Don’t let Chris Wikman’s compelling landscapes fool you. They are, primarily and foremost, a mere allusion of reality.
This self-taught artist’s earliest works were ambitious, highly-controlled, abstractions that were significantly closer to the aesthetic nature of Barnett Newman than Jackson Pollock. These images consisted of large fields of unadulterated color that are engulfed in bold outlines. They attempted to depict nothing other than a shape and color relationship.
The first decade of Wikman’s artistic development was marked by a slow drift from these controlled and formal abstractions toward his signature landscape work that is grounded in a strange hybrid of Abstract Expressionism, Fauvism, and Impressionism. His more matured expressions, for which he is best known, manifests his aesthetic transformation from complete abstraction toward representative work. A depiction of the landscape surrounding him has emerged within his corpus and he has moved from expressing himself in controlled, unadulterated color fields to a more wild, unrestrained, and verbose colorization.
However, Wikman’s own explanations of his creative process suggests that viewers should be cautious about their understanding of the content being depicted by his signature style. From his telling of it, this mature work is grounded in a specific kind of abstraction, giving it a strange relationship with the concept of representation.
In regard to depiction, Wikman works primarily from memory, creating specific images that emerge from his reflection on experiences grounded in various places he has been with his family and friends. By the artist’s own confession, his landscapes remain abstraction in the sense that the images are not meant to be a concrete depiction of physical actuality in time and space. He is not painting from photographs or from an actual placement in the landscape and is thus not painting in a this-is-that and this-is-that sort of depiction of reality. Instead, he is attempting to paint merely a believable landscape that is only meant to be a rendition of what is contained within his memory. This is to say that the subject at hand is not landscape but the nature of memory itself and its relationship to the perception of reality.
Wikman’s paintings draw on the vague memories of locations that haunt his mind and, as he attempts to commit these memories to the canvas, they also evoke the associated memories of his social experiences within that landscape.
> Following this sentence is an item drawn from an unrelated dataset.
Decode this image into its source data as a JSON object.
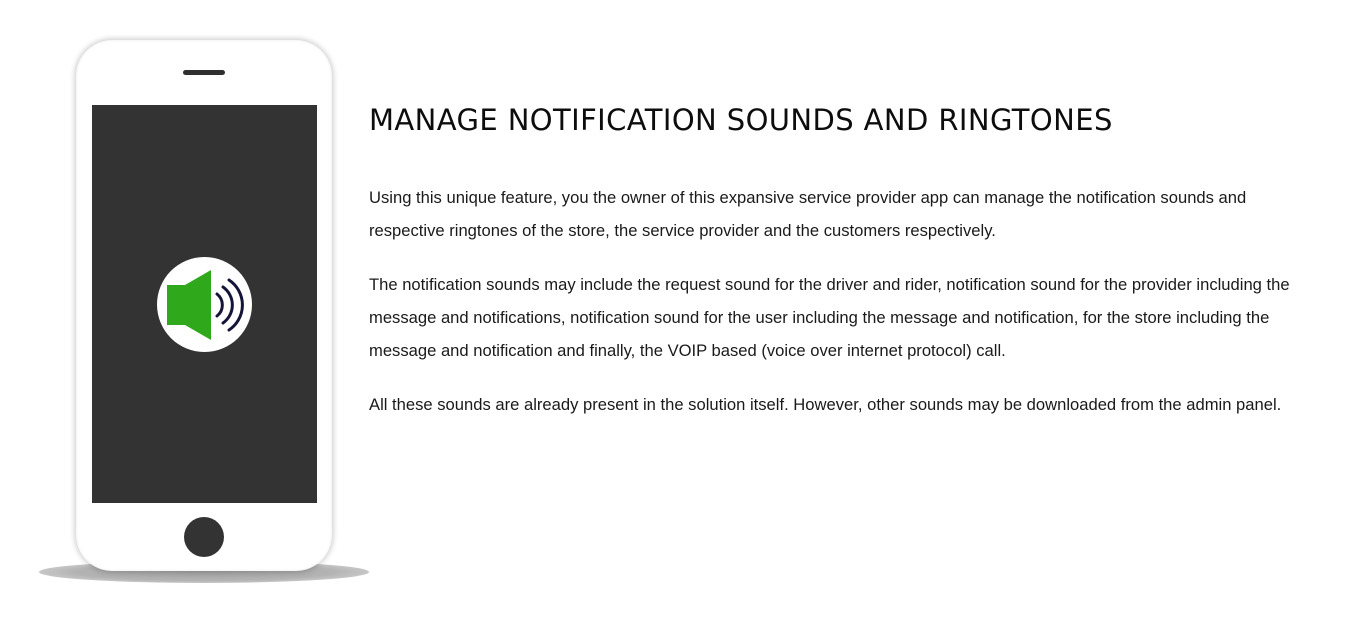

The result is images that, in essence, capture Wikman’s existential experiences within the natural landscape. In this sense, his images are attempting to offer the emotional landscape of his memory to the viewer to, in turn, provide them with a memory.
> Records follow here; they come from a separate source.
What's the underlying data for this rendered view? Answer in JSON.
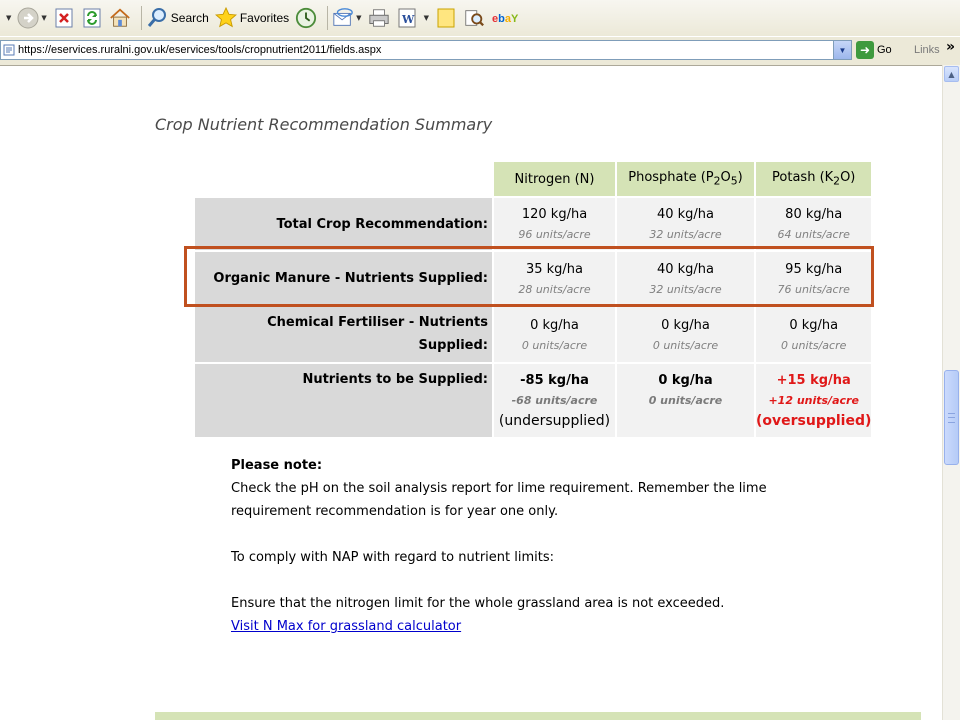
{
  "toolbar": {
    "search_label": "Search",
    "favorites_label": "Favorites"
  },
  "address": {
    "url": "https://eservices.ruralni.gov.uk/eservices/tools/cropnutrient2011/fields.aspx",
    "go_label": "Go",
    "links_label": "Links"
  },
  "page": {
    "heading": "Crop Nutrient Recommendation Summary"
  },
  "table": {
    "columns": {
      "nitrogen": "Nitrogen (N)",
      "phosphate_prefix": "Phosphate (P",
      "phosphate_sub1": "2",
      "phosphate_mid": "O",
      "phosphate_sub2": "5",
      "phosphate_suffix": ")",
      "potash_prefix": "Potash (K",
      "potash_sub1": "2",
      "potash_suffix": "O)"
    },
    "rows": [
      {
        "label": "Total Crop Recommendation:",
        "n_val": "120 kg/ha",
        "n_sub": "96 units/acre",
        "p_val": "40 kg/ha",
        "p_sub": "32 units/acre",
        "k_val": "80 kg/ha",
        "k_sub": "64 units/acre"
      },
      {
        "label": "Organic Manure - Nutrients Supplied:",
        "n_val": "35 kg/ha",
        "n_sub": "28 units/acre",
        "p_val": "40 kg/ha",
        "p_sub": "32 units/acre",
        "k_val": "95 kg/ha",
        "k_sub": "76 units/acre"
      },
      {
        "label_line1": "Chemical Fertiliser - Nutrients",
        "label_line2": "Supplied:",
        "n_val": "0 kg/ha",
        "n_sub": "0 units/acre",
        "p_val": "0 kg/ha",
        "p_sub": "0 units/acre",
        "k_val": "0 kg/ha",
        "k_sub": "0 units/acre"
      },
      {
        "label": "Nutrients to be Supplied:",
        "n_val": "-85 kg/ha",
        "n_sub": "-68 units/acre",
        "n_note": "(undersupplied)",
        "p_val": "0 kg/ha",
        "p_sub": "0 units/acre",
        "k_val": "+15 kg/ha",
        "k_sub": "+12 units/acre",
        "k_note": "(oversupplied)"
      }
    ]
  },
  "notes": {
    "title": "Please note:",
    "line1": "Check the pH on the soil analysis report for lime requirement. Remember the lime",
    "line2": "requirement recommendation is for year one only.",
    "line3": "To comply with NAP with regard to nutrient limits:",
    "line4": "Ensure that the nitrogen limit for the whole grassland area is not exceeded.",
    "link": "Visit N Max for grassland calculator"
  },
  "colors": {
    "header_green": "#d5e3b6",
    "label_grey": "#d9d9d9",
    "cell_grey": "#f2f2f2",
    "highlight_border": "#c0501f",
    "oversupplied_red": "#e01818",
    "link_blue": "#0000cc"
  },
  "icons": [
    "back-icon",
    "forward-icon",
    "stop-icon",
    "refresh-icon",
    "home-icon",
    "search-icon",
    "favorites-star-icon",
    "history-icon",
    "mail-icon",
    "print-icon",
    "word-icon",
    "notes-icon",
    "research-icon",
    "ebay-icon"
  ]
}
Another factor guiding the content of Wikman’s work is his obsession with giving visual attention to parts of the landscape that typically goes unnoticed because of our prevailing assumptions about the important features of nature. It is the artist’s goal to render a perception of nature through depictions of the transitional spaces between recognized natural landmarks. As a result, Wikman gives his aesthetic attention to innocuous, uneventful elements in the landscape like farmer’s fields, sloughs, flooded ditches or bluffs of wild trees along the highway – places that we would otherwise disregard.
Wikman’s insistence on painting from memory and without the restraints of any objective source material, combined with his emphasis on the banal elements of the landscape, creates allowance for a third element within his work – visual exaggeration. His perspective point, which is often close to the ground, fudges the viewer’s sense of scale within many of his images. As a result, sloughs, ditches, and flooded fields are often taken to be lakes while mere bluffs are taken to be entire forests.
Beyond this element of perspective, the Indian Head-based artist also plays off various visual tropes and indicators from romantic renderings of nature. The artist uses these types of tropes to exaggerate the true nature of the content. For example, he uses the highly romanticized visual trope of sunsets or sunrises over lakes when he is, in actuality, merely presenting a flooded field or ditch. These aesthetic assumptions cause the viewer to see a lake when they are, in actuality, seeing something substantively smaller and insignificant.
A superficial observation of Wikman’s work may suggest that these images are concerned with rendering nature. However, a more considered engagement with his personal declarations about the work suggests that what is really being explored in these images is the veracity of human memory in relation to the actuality of the places and social events in which those memories are forged.
Over all, Wikman uses form, content and intent to allude to the fact that our memories tend to create emotional landscapes for our perceptions that, in turn, color our perceptions of the real world around us. As a collective group of works, these images allude to the fact that, though memories can either romanticize or deprecate the places we have been and the experiences we have had, they always distort. Collectively, these images seem to suggest that reality, whatever it may be, is at a level of remove from our perceptions of it.
For those who do not consider these elements of Wikman’s work, they are deluded into the dictum that seeing is believing. For them, these paintings are merely landscapes.
To see more of Chris Wikman’s art